Nairobi: The United Nations Environment Programme (UNEP) Monday mourned the death of Nobel laureate Wangari Maathai, who died of cancer here Sunday night.
Maathai was awarded the Nobel Peace Prize in 2004, becoming the first environmentalist and the first African woman to receive the honour.
The 71-year-old activist was founder of Kenya's Green Belt Movement and patron of the UNEP. She was one of Africa's foremost environmental campaigners, internationally recognised for her commitment to democracy, human rights and conservation.
"Her departure is untimely and a very great loss to all of us who knew her as a mother, relative, co-worker, colleague, role model, and heroine or those who admired her determination to make the world a peaceful, healthy and better place for all of us," UNEP said in a statement, quoting officials of Green Belt Movement.
She founded the Green Belt Movement in 1977, encouraging women in rural Kenya to plant trees as a means of improving their livelihoods through better access to clean water, firewood for cooking and other resources.

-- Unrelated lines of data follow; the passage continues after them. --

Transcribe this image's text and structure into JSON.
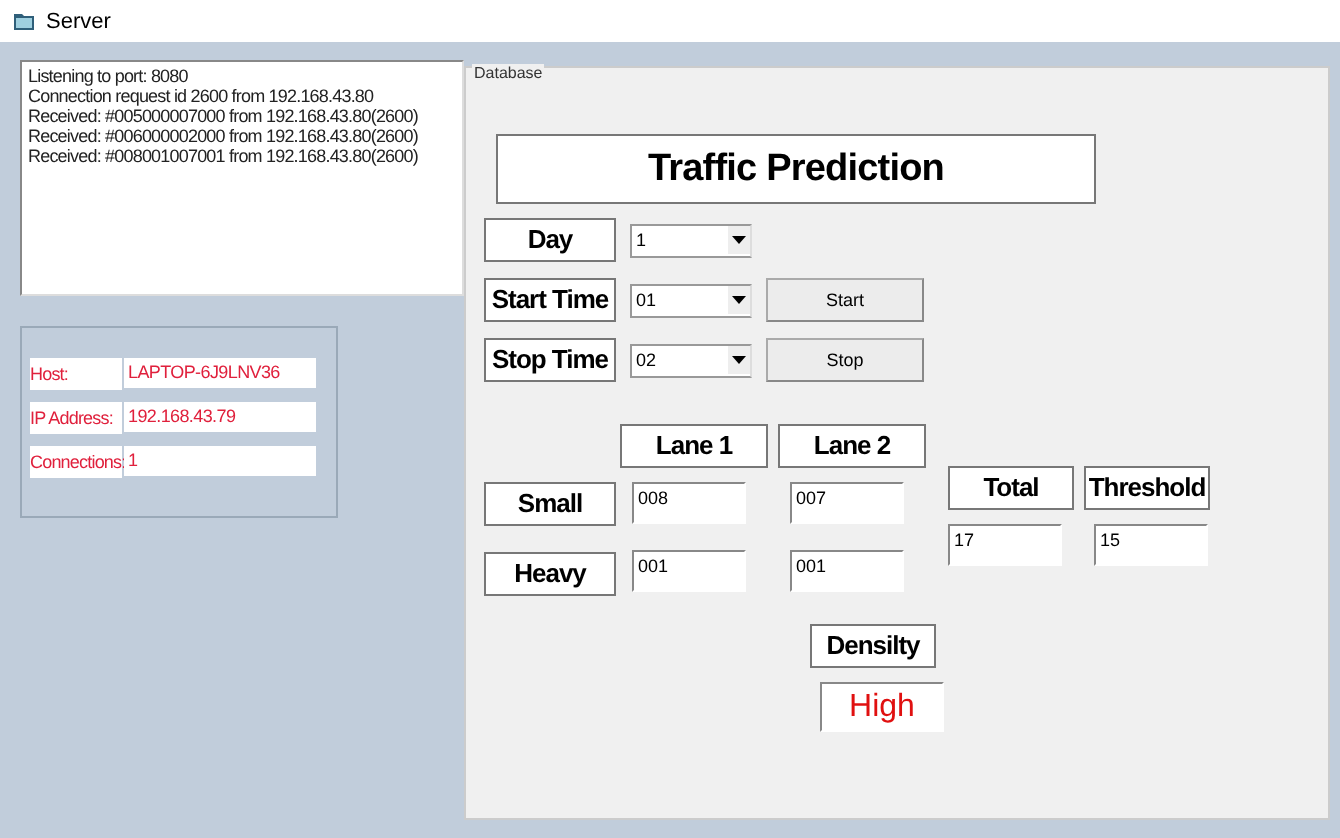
{
  "window": {
    "title": "Server"
  },
  "log": [
    "Listening to port: 8080",
    "Connection request id 2600 from 192.168.43.80",
    "Received: #005000007000 from 192.168.43.80(2600)",
    "Received: #006000002000 from 192.168.43.80(2600)",
    "Received: #008001007001 from 192.168.43.80(2600)"
  ],
  "server_info": [
    {
      "label": "Host:",
      "value": "LAPTOP-6J9LNV36"
    },
    {
      "label": "IP Address:",
      "value": "192.168.43.79"
    },
    {
      "label": "Connections:",
      "value": "1"
    }
  ],
  "database": {
    "legend": "Database",
    "title": "Traffic Prediction",
    "settings": [
      {
        "label": "Day",
        "value": "1"
      },
      {
        "label": "Start Time",
        "value": "01",
        "button": "Start"
      },
      {
        "label": "Stop Time",
        "value": "02",
        "button": "Stop"
      }
    ],
    "lanes": [
      "Lane 1",
      "Lane 2"
    ],
    "vehicles": [
      {
        "label": "Small",
        "counts": [
          "008",
          "007"
        ]
      },
      {
        "label": "Heavy",
        "counts": [
          "001",
          "001"
        ]
      }
    ],
    "total": {
      "label": "Total",
      "value": "17"
    },
    "threshold": {
      "label": "Threshold",
      "value": "15"
    },
    "density": {
      "label": "Densilty",
      "value": "High"
    }
  }
}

Since then, the movement has planted over 30 million trees in Africa and assisted nearly 900,000 women to establish tree nurseries and plant trees to reverse the effects of deforestation.
Achim Steiner, UN under-secretary general and UNEP's executive director, said: "Wangari Maathai was a force of nature. While others deployed their power and life force to damage, degrade and extract short term profit from the environment, she used hers to stand in their way, mobilise communities and to argue for conservation and sustainable development over destruction."
Maathai's unflinching commitment to human rights and democracy led to her appointment as an UN Messenger of Peace by UN Secretary-General Ban Ki-Moon in 2009.